There’s not too much I can say about training. It’s all pretty basic and what I expected it to be – medical matters, safety, language, and boatloads of information about teaching that is completely over my head. The days kind of blend into each other because it’s all pretty much the same.
However, we did have our welcome fiafia last week, which was quite exciting. All the current volunteers came into Apia and performed dances for us. Then we had a performance from some fire dancers, and ended with a delicious potluck and an outing into town. It’s really great to meet all the current volunteers, and so far they all seem pretty excited to meet us, although I’m sure they get asked the same questions a million times – what are the host families like? What’s your school like? What’s the food like? How do you dress to go running and what do you say to the guys who talk to you?
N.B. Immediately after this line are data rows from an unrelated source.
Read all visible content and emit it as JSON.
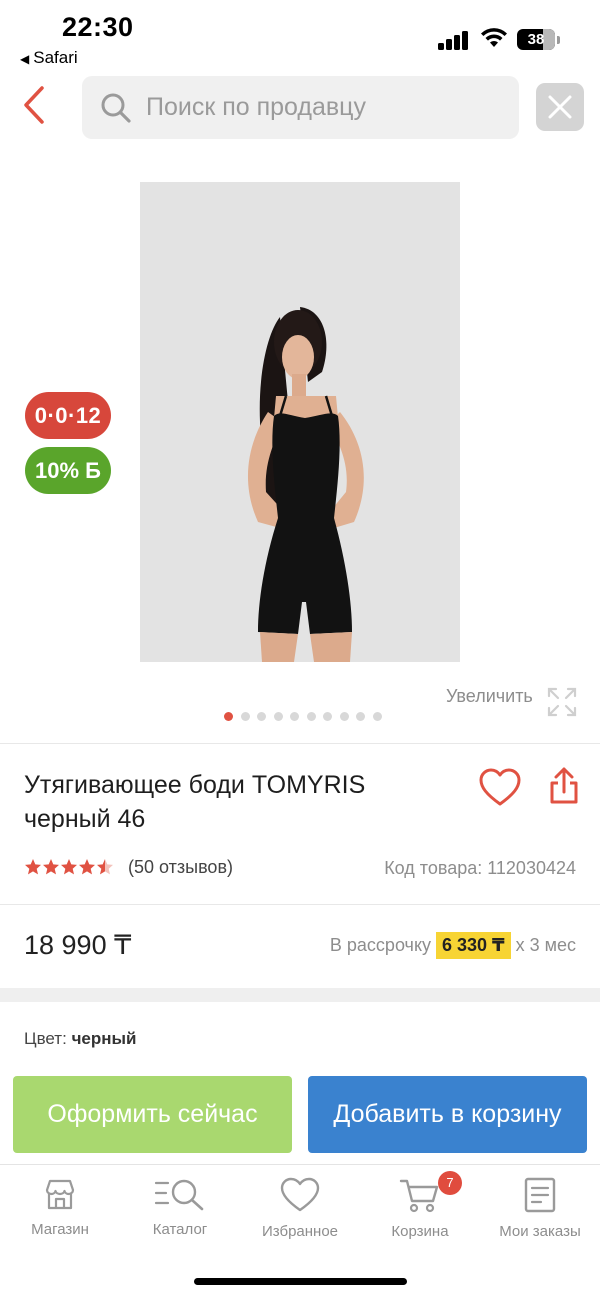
{
  "status_bar": {
    "time": "22:30",
    "back_app": "Safari",
    "battery": "38"
  },
  "search": {
    "placeholder": "Поиск по продавцу"
  },
  "product": {
    "badge_installment": "0·0·12",
    "badge_bonus": "10% Б",
    "zoom_label": "Увеличить",
    "image_count": 10,
    "active_image_index": 0,
    "title": "Утягивающее боди TOMYRIS черный 46",
    "rating": 4.5,
    "reviews": "(50 отзывов)",
    "sku": "Код товара: 112030424",
    "price": "18 990 ₸",
    "installment_prefix": "В рассрочку",
    "installment_amount": "6 330 ₸",
    "installment_suffix": "x 3 мес",
    "color_label": "Цвет:",
    "color_value": "черный"
  },
  "actions": {
    "buy_now": "Оформить сейчас",
    "add_to_cart": "Добавить в корзину"
  },
  "tabbar": {
    "items": [
      {
        "label": "Магазин",
        "icon": "shop-icon"
      },
      {
        "label": "Каталог",
        "icon": "catalog-search-icon"
      },
      {
        "label": "Избранное",
        "icon": "heart-icon"
      },
      {
        "label": "Корзина",
        "icon": "cart-icon"
      },
      {
        "label": "Мои заказы",
        "icon": "orders-icon"
      }
    ],
    "cart_count": "7"
  },
  "colors": {
    "accent_red": "#e05242",
    "bonus_green": "#5aa52b",
    "buy_green": "#a9d86f",
    "cart_blue": "#3a82cf",
    "installment_yellow": "#f7d434"
  }
}
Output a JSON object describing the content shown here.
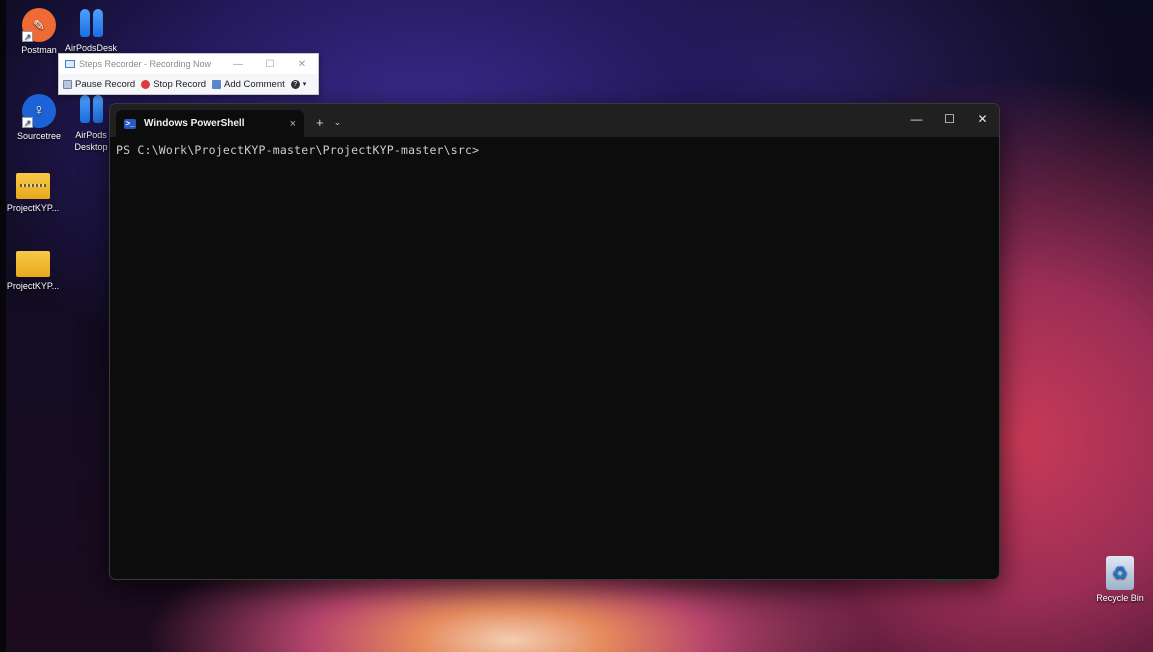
{
  "desktop": {
    "icons": [
      {
        "label": "Postman",
        "icon": "postman-icon"
      },
      {
        "label": "AirPodsDesk",
        "icon": "airpods-icon"
      },
      {
        "label": "Sourcetree",
        "icon": "sourcetree-icon"
      },
      {
        "label": "AirPods Desktop",
        "icon": "airpods-icon"
      },
      {
        "label": "ProjectKYP...",
        "icon": "zip-folder-icon"
      },
      {
        "label": "ProjectKYP...",
        "icon": "folder-icon"
      },
      {
        "label": "Recycle Bin",
        "icon": "recycle-bin-icon"
      }
    ]
  },
  "steps_recorder": {
    "title": "Steps Recorder - Recording Now",
    "pause_label": "Pause Record",
    "stop_label": "Stop Record",
    "comment_label": "Add Comment",
    "help_glyph": "?"
  },
  "terminal": {
    "tab_title": "Windows PowerShell",
    "tab_close": "×",
    "new_tab": "+",
    "dropdown": "⌄",
    "minimize": "—",
    "maximize": "☐",
    "close": "✕",
    "prompt": "PS C:\\Work\\ProjectKYP-master\\ProjectKYP-master\\src>"
  },
  "colors": {
    "terminal_bg": "#0c0c0c",
    "terminal_titlebar": "#202020",
    "powershell_blue": "#2a56c6",
    "stop_red": "#e03b3b"
  }
}
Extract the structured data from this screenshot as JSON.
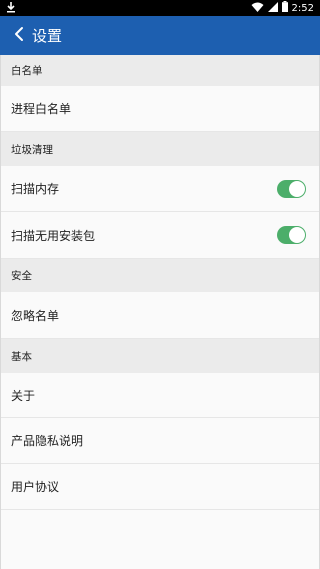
{
  "status_bar": {
    "time": "2:52",
    "icons": [
      "download-icon",
      "wifi-icon",
      "cell-signal-icon",
      "battery-icon"
    ]
  },
  "app_bar": {
    "back_icon": "chevron-left-icon",
    "title": "设置"
  },
  "sections": [
    {
      "header": "白名单",
      "items": [
        {
          "label": "进程白名单"
        }
      ]
    },
    {
      "header": "垃圾清理",
      "items": [
        {
          "label": "扫描内存",
          "toggle": true
        },
        {
          "label": "扫描无用安装包",
          "toggle": true
        }
      ]
    },
    {
      "header": "安全",
      "items": [
        {
          "label": "忽略名单"
        }
      ]
    },
    {
      "header": "基本",
      "items": [
        {
          "label": "关于"
        },
        {
          "label": "产品隐私说明"
        },
        {
          "label": "用户协议"
        }
      ]
    }
  ],
  "colors": {
    "app_bar": "#1d5fb0",
    "toggle_on": "#4cae6a",
    "section_bg": "#ebebeb"
  }
}
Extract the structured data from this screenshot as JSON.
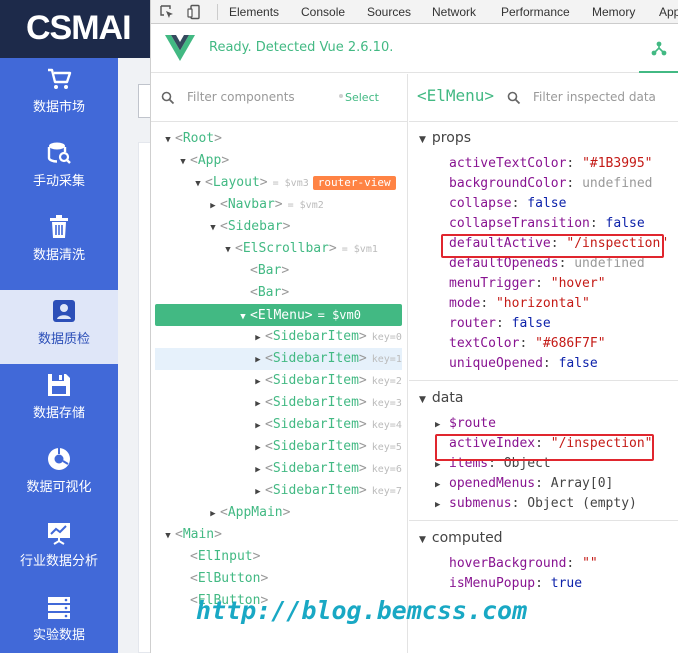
{
  "app": {
    "logo": "CSMAI",
    "sidebar": [
      {
        "label": "数据市场",
        "icon": "shopping-cart-icon"
      },
      {
        "label": "手动采集",
        "icon": "database-search-icon"
      },
      {
        "label": "数据清洗",
        "icon": "trash-icon"
      },
      {
        "label": "数据质检",
        "icon": "user-badge-icon",
        "active": true
      },
      {
        "label": "数据存储",
        "icon": "floppy-disk-icon"
      },
      {
        "label": "数据可视化",
        "icon": "pie-chart-icon"
      },
      {
        "label": "行业数据分析",
        "icon": "presentation-chart-icon"
      },
      {
        "label": "实验数据",
        "icon": "server-stack-icon"
      }
    ]
  },
  "devtools": {
    "tabs": [
      "Elements",
      "Console",
      "Sources",
      "Network",
      "Performance",
      "Memory",
      "App"
    ],
    "vue_status": "Ready. Detected Vue 2.6.10.",
    "filter_components_placeholder": "Filter components",
    "select_label": "Select",
    "inspected_component": "<ElMenu>",
    "filter_inspected_placeholder": "Filter inspected data"
  },
  "tree": [
    {
      "indent": 0,
      "arrow": "down",
      "name": "Root"
    },
    {
      "indent": 1,
      "arrow": "down",
      "name": "App"
    },
    {
      "indent": 2,
      "arrow": "down",
      "name": "Layout",
      "meta": "= $vm3",
      "badge": "router-view"
    },
    {
      "indent": 3,
      "arrow": "right",
      "name": "Navbar",
      "meta": "= $vm2"
    },
    {
      "indent": 3,
      "arrow": "down",
      "name": "Sidebar"
    },
    {
      "indent": 4,
      "arrow": "down",
      "name": "ElScrollbar",
      "meta": "= $vm1"
    },
    {
      "indent": 5,
      "arrow": "",
      "name": "Bar"
    },
    {
      "indent": 5,
      "arrow": "",
      "name": "Bar"
    },
    {
      "indent": 5,
      "arrow": "down",
      "name": "ElMenu",
      "meta": "= $vm0",
      "selected": true
    },
    {
      "indent": 6,
      "arrow": "right",
      "name": "SidebarItem",
      "meta": "key=0"
    },
    {
      "indent": 6,
      "arrow": "right",
      "name": "SidebarItem",
      "meta": "key=1",
      "hover": true
    },
    {
      "indent": 6,
      "arrow": "right",
      "name": "SidebarItem",
      "meta": "key=2"
    },
    {
      "indent": 6,
      "arrow": "right",
      "name": "SidebarItem",
      "meta": "key=3"
    },
    {
      "indent": 6,
      "arrow": "right",
      "name": "SidebarItem",
      "meta": "key=4"
    },
    {
      "indent": 6,
      "arrow": "right",
      "name": "SidebarItem",
      "meta": "key=5"
    },
    {
      "indent": 6,
      "arrow": "right",
      "name": "SidebarItem",
      "meta": "key=6"
    },
    {
      "indent": 6,
      "arrow": "right",
      "name": "SidebarItem",
      "meta": "key=7"
    },
    {
      "indent": 3,
      "arrow": "right",
      "name": "AppMain"
    },
    {
      "indent": 0,
      "arrow": "down",
      "name": "Main"
    },
    {
      "indent": 1,
      "arrow": "",
      "name": "ElInput"
    },
    {
      "indent": 1,
      "arrow": "",
      "name": "ElButton"
    },
    {
      "indent": 1,
      "arrow": "",
      "name": "ElButton"
    }
  ],
  "inspector": {
    "props_title": "props",
    "props": [
      {
        "key": "activeTextColor",
        "value": "\"#1B3995\"",
        "type": "s"
      },
      {
        "key": "backgroundColor",
        "value": "undefined",
        "type": "u"
      },
      {
        "key": "collapse",
        "value": "false",
        "type": "b"
      },
      {
        "key": "collapseTransition",
        "value": "false",
        "type": "b"
      },
      {
        "key": "defaultActive",
        "value": "\"/inspection\"",
        "type": "s",
        "highlight": true
      },
      {
        "key": "defaultOpeneds",
        "value": "undefined",
        "type": "u"
      },
      {
        "key": "menuTrigger",
        "value": "\"hover\"",
        "type": "s"
      },
      {
        "key": "mode",
        "value": "\"horizontal\"",
        "type": "s"
      },
      {
        "key": "router",
        "value": "false",
        "type": "b"
      },
      {
        "key": "textColor",
        "value": "\"#686F7F\"",
        "type": "s"
      },
      {
        "key": "uniqueOpened",
        "value": "false",
        "type": "b"
      }
    ],
    "data_title": "data",
    "data": [
      {
        "key": "$route",
        "value": "",
        "type": "o",
        "expandable": true
      },
      {
        "key": "activeIndex",
        "value": "\"/inspection\"",
        "type": "s",
        "highlight": true
      },
      {
        "key": "items",
        "value": "Object",
        "type": "o",
        "expandable": true
      },
      {
        "key": "openedMenus",
        "value": "Array[0]",
        "type": "o",
        "expandable": true
      },
      {
        "key": "submenus",
        "value": "Object (empty)",
        "type": "o",
        "expandable": true
      }
    ],
    "computed_title": "computed",
    "computed": [
      {
        "key": "hoverBackground",
        "value": "\"\"",
        "type": "s"
      },
      {
        "key": "isMenuPopup",
        "value": "true",
        "type": "b"
      }
    ]
  },
  "watermark": "http://blog.bemcss.com",
  "colors": {
    "vue_green": "#42b983",
    "sidebar_blue": "#4169d8",
    "header_navy": "#1d2a4a",
    "badge_orange": "#ff8344",
    "highlight_red": "#e0262e"
  }
}
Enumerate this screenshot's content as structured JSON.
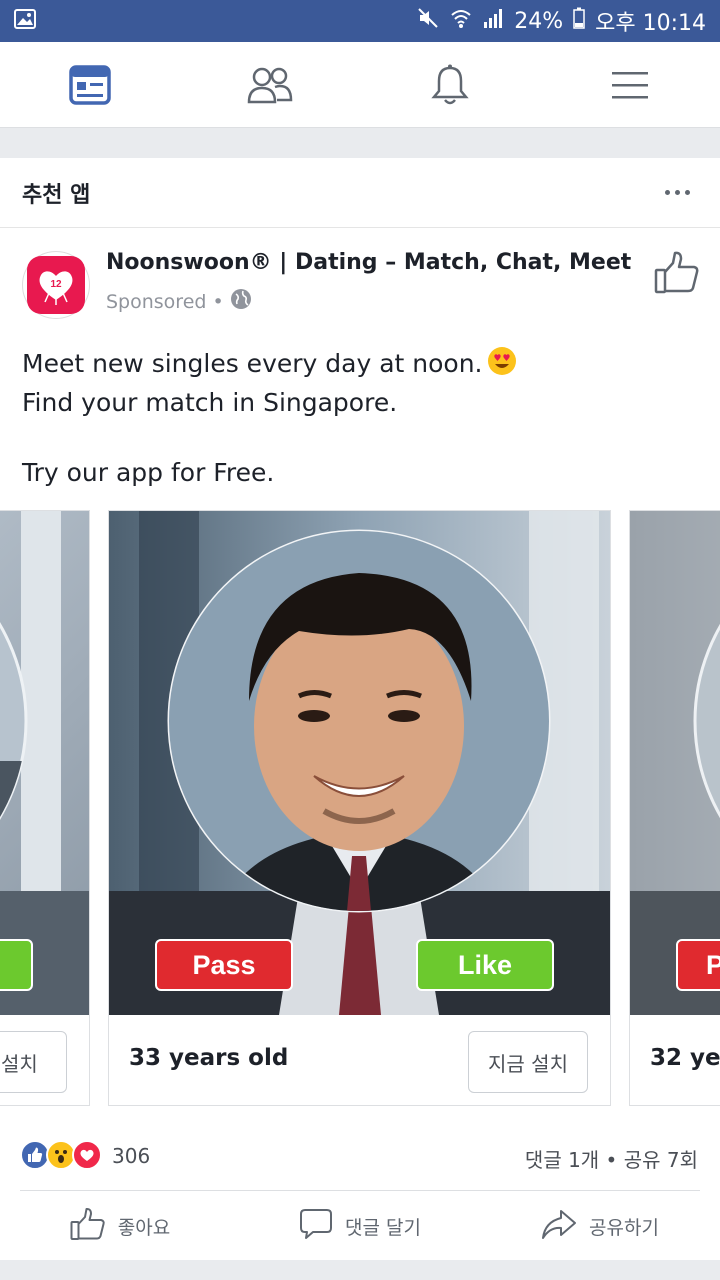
{
  "status_bar": {
    "battery": "24%",
    "time": "오후 10:14"
  },
  "nav": {
    "items": [
      "news-feed",
      "friends",
      "notifications",
      "menu"
    ]
  },
  "section": {
    "title": "추천 앱"
  },
  "post": {
    "app_name": "Noonswoon® |  Dating – Match, Chat, Meet",
    "sponsored": "Sponsored",
    "dot": "•",
    "icon_number": "12",
    "lines": [
      "Meet new singles every day at noon.",
      "Find your match in Singapore.",
      "",
      "Try our app for Free."
    ]
  },
  "carousel": {
    "cards": [
      {
        "caption": "",
        "install": "금 설치"
      },
      {
        "caption": "33 years old",
        "install": "지금 설치",
        "pass": "Pass",
        "like": "Like"
      },
      {
        "caption": "32 yea",
        "pass": "P"
      }
    ]
  },
  "reactions": {
    "count": "306",
    "comments_shares": "댓글 1개 • 공유 7회"
  },
  "actions": {
    "like": "좋아요",
    "comment": "댓글 달기",
    "share": "공유하기"
  },
  "colors": {
    "brand": "#3b5998",
    "accent": "#4267b2",
    "pass": "#e02a2f",
    "like": "#6cc92e",
    "app_icon": "#e8194f"
  }
}
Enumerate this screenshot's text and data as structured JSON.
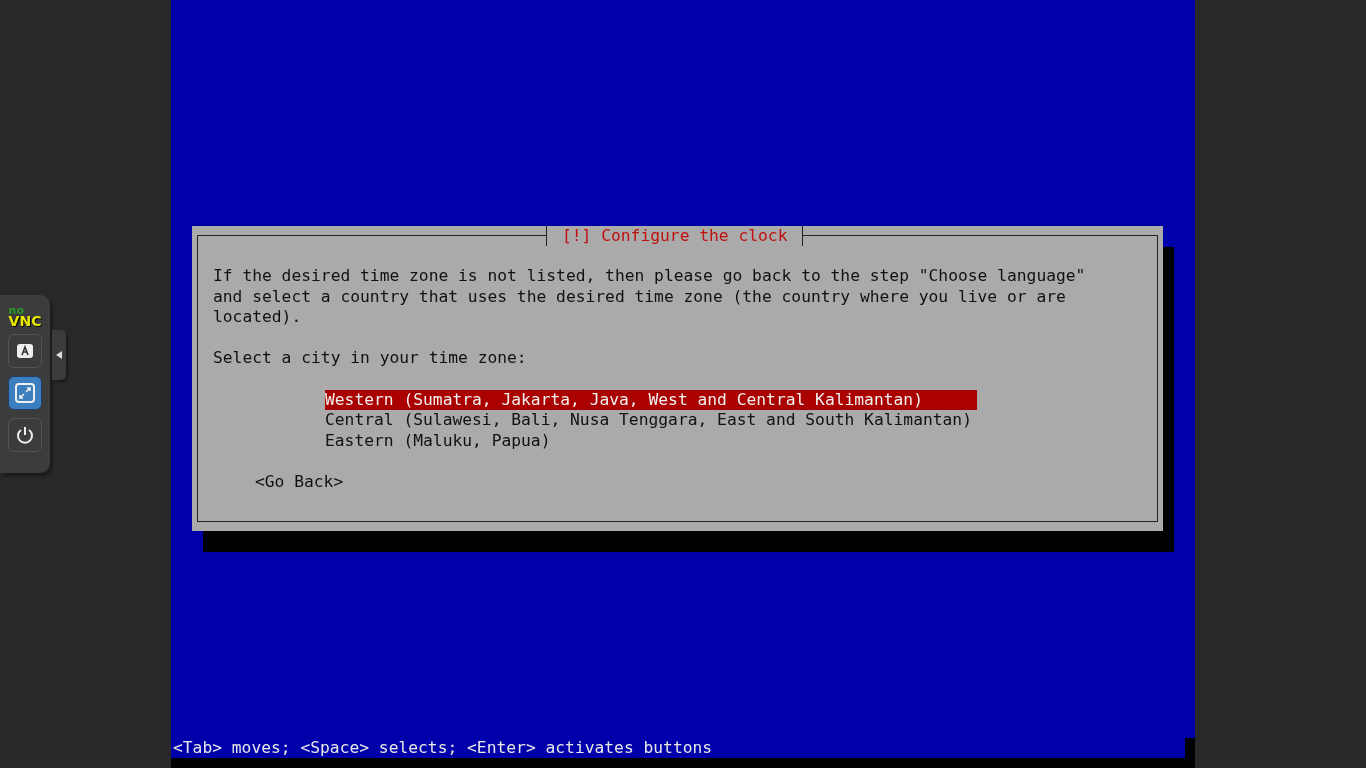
{
  "vnc_panel": {
    "logo_no": "no",
    "logo_vnc": "VNC",
    "buttons": [
      {
        "kind": "keyboard",
        "selected": false
      },
      {
        "kind": "fullscreen",
        "selected": true
      },
      {
        "kind": "power",
        "selected": false
      }
    ]
  },
  "dialog": {
    "title": "[!] Configure the clock",
    "message": [
      "If the desired time zone is not listed, then please go back to the step \"Choose language\"",
      "and select a country that uses the desired time zone (the country where you live or are",
      "located)."
    ],
    "prompt": "Select a city in your time zone:",
    "items": [
      {
        "label": "Western (Sumatra, Jakarta, Java, West and Central Kalimantan)",
        "selected": true
      },
      {
        "label": "Central (Sulawesi, Bali, Nusa Tenggara, East and South Kalimantan)",
        "selected": false
      },
      {
        "label": "Eastern (Maluku, Papua)",
        "selected": false
      }
    ],
    "back_button": "<Go Back>"
  },
  "status_bar": "<Tab> moves; <Space> selects; <Enter> activates buttons"
}
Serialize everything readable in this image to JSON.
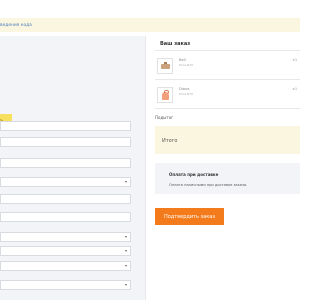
{
  "notice": {
    "text": "ведения кода"
  },
  "form": {
    "yellow_button_label": "ть"
  },
  "order": {
    "title": "Ваш заказ",
    "items": [
      {
        "name": "Bell",
        "price": "Price ₽70",
        "qty": "×1",
        "thumb_icon": "bell-product-image"
      },
      {
        "name": "Diana",
        "price": "Price ₽70",
        "qty": "×1",
        "thumb_icon": "backpack-product-image"
      }
    ],
    "subtotal_label": "Подытог",
    "total_label": "Итого"
  },
  "payment": {
    "title": "Оплата при доставке",
    "description": "Оплата наличными при доставке заказа."
  },
  "actions": {
    "confirm_label": "Подтвердить заказ"
  },
  "colors": {
    "accent": "#f47b1c",
    "highlight": "#fbf6df",
    "panel": "#f3f4f7",
    "yellow_button": "#f6e05e"
  }
}
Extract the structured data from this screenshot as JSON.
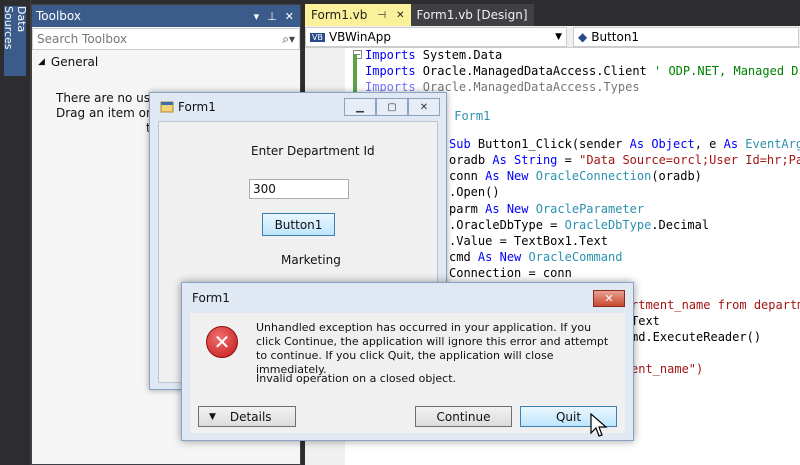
{
  "data_sources": {
    "label": "Data Sources"
  },
  "toolbox": {
    "title": "Toolbox",
    "search_placeholder": "Search Toolbox",
    "group": "General",
    "message_line1": "There are no usab",
    "message_line2": "Drag an item onto",
    "message_line3": "t"
  },
  "doc_tabs": [
    {
      "label": "Form1.vb"
    },
    {
      "label": "Form1.vb [Design]"
    }
  ],
  "navbar": {
    "project": "VBWinApp",
    "member": "Button1"
  },
  "code": {
    "line1": {
      "a": "Imports",
      "b": " System.Data"
    },
    "line2": {
      "a": "Imports",
      "b": " Oracle.ManagedDataAccess.Client ",
      "c": "' ODP.NET, Managed Dri"
    },
    "line3": {
      "a": "Imports",
      "b": " Oracle.ManagedDataAccess.Types"
    },
    "line4": {
      "b": " Form1"
    },
    "line5": {
      "a": "Sub",
      "b": " Button1_Click(sender ",
      "c": "As",
      "d": " ",
      "e": "Object",
      "f": ", e ",
      "g": "As",
      "h": " ",
      "i": "EventArgs"
    },
    "line6": {
      "a": "oradb ",
      "b": "As",
      "c": " ",
      "d": "String",
      "e": " = ",
      "f": "\"Data Source=orcl;User Id=hr;Pas"
    },
    "line7": {
      "a": "conn ",
      "b": "As",
      "c": " ",
      "d": "New",
      "e": " ",
      "f": "OracleConnection",
      "g": "(oradb)"
    },
    "line8": {
      "a": ".Open()"
    },
    "line9": {
      "a": "parm ",
      "b": "As",
      "c": " ",
      "d": "New",
      "e": " ",
      "f": "OracleParameter"
    },
    "line10": {
      "a": ".OracleDbType = ",
      "b": "OracleDbType",
      "c": ".Decimal"
    },
    "line11": {
      "a": ".Value = TextBox1.Text"
    },
    "line12": {
      "a": "cmd ",
      "b": "As",
      "c": " ",
      "d": "New",
      "e": " ",
      "f": "OracleCommand"
    },
    "line13": {
      "a": "Connection = conn"
    },
    "line14": {
      "a": "rtment_name from departm"
    },
    "line15": {
      "a": "Text"
    },
    "line16": {
      "a": "md.ExecuteReader()"
    },
    "line17": {
      "a": "ent_name\")"
    }
  },
  "form1": {
    "title": "Form1",
    "prompt_label": "Enter Department Id",
    "textbox_value": "300",
    "button_label": "Button1",
    "result_label": "Marketing"
  },
  "dialog": {
    "title": "Form1",
    "close_glyph": "✕",
    "message": "Unhandled exception has occurred in your application. If you click Continue, the application will ignore this error and attempt to continue. If you click Quit, the application will close immediately.",
    "detail": "Invalid operation on a closed object.",
    "details_label": "Details",
    "continue_label": "Continue",
    "quit_label": "Quit"
  }
}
Another notable day this week – I went on a hike to climb the “mountain” on Upolu. I’m pretty sure it’s the highest point on the island, and I think it’s a dormant volcano (although I’ve heard mixed stories about whether the volcano is dormant or still active but never really erupts…) It took about 45 minutes to get up and maybe a half hour to go back down. On the top, you could look out one direction into beautiful green hills and look out the other direction at the ocean. That was a fun excursion.
Today we got our host village assignments – they split us up into four training villages, which I think is a new thing for PC Samoa. I will be in Lotofaga (loh-toh-FAHN-ga – the “g” is pronounced “ng”) and I get a bike because apparently my host family is a bit farther away from the training fale than most other people. I find this hilarious because I much prefer walking to riding a bike and I haven’t really ridden a bike since elementary school, except for a few occasions in college. I also have to wear a helmet whenever I ride my bike, and it’s pretty much impossible to wear a puletasi or knee-length skirt while riding a bike, so they suggest wearing shorts under a lavalava and changing when I get there. I see a lot of sweaty days and helmet hair in my future. Host families will certainly be an adventure, but according to Kierkegaard "To venture causes anxiety, but not to venture is to lose onself," so I'll just keep that in mind.
I will not be taking my computer with me to my training village, so I doubt I will have internet access for the next 7 weeks. In one week it is Halloween, in three weeks we get our site assignments, and in four weeks (maybe five, I can’t do time math) we celebrate Thanksgiving with the Charge d’Affaires, but all those stories will have to wait until we come back to the hotel for swearing-in in mid-December. I will talk to you all then!